Monitoring the performance of a Linux system starts with determining whether the Central Processing Unit (CPU) is at its optimal state. CPU utilization indicates how much processing power is being utilized. The higher the CPU utilization, the more work is being done by the system and the greater the potential for system instability which is why it's important to track CPU usage.
By default, the following metrics are available in the System Grid upon registering a Linux system in IT-Conductor for monitoring.
- CPU I/O Wait
- CPU Idle
- CPU User
- CPU User Peak
- Load Average
- Load Avg/CPU
You have the option to see the historical view of each of these metrics in IT-Conductor as seen below.
CPU I/O Wait is the idle time during which a system is processing I/O requests. It is usually represented as a percentage of the time it takes the CPU to wait while processing requests.
Figure 3: CPU I/O Wait
CPU Idle, on the other hand, is the time during which the system is not processing anything.
Figure 4: CPU Idle
CPU User measures the time it takes the CPU to process code or programs running in the user space.
Figure 5: CPU User

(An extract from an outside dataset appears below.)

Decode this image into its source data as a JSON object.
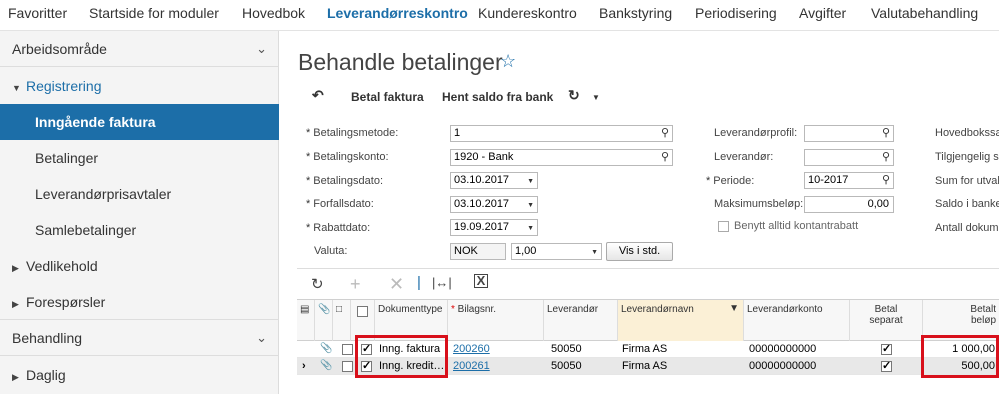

CPU User Peak measures the maximum utilization recorded at a specific point in time.
Figure 6: CPU User Peak
Load Average, as opposed to CPU User, measures the utilization of the processor in the kernel space.
Figure 7: Load Average
Load Avg/CPU is just a dimensionless representation of the Load Average where 0 indicates the lowest utilization and 1 is the highest utilization.
Figure 8: Load Average per CPU
Memory utilization indicates how much memory is being utilized by all the running services and applications in a system.
Free Memory indicates the available memory in a system.
Figure 9: Free Memory
Memory Used indicates the committed memory in use.
Figure 10: Memory Used
File systems are also monitored by IT-Conductor. The following are the metrics being monitored by default:
- Allocated Size - maximum space allocated per directory
- Available Space - available space left for use
- Mount Status - indicates that a file system is ready for use
- Used % - amount of disk space being used represented in percentage (%)
Figure 11: File Systems Utilization
Note: You also have the option to enable Process Usage, a metric that measures the utilization of certain processes. Once configured, they run periodically in the background and generate reports for each system you have enabled it for.
Hardware (HW) Inventory Report displays hardware information about the monitored Linux system. Typically, this information doesn't change that much but it may come in handy during troubleshooting or when you want to verify hardware details about a specific system.
Figure 12: HW Inventory Report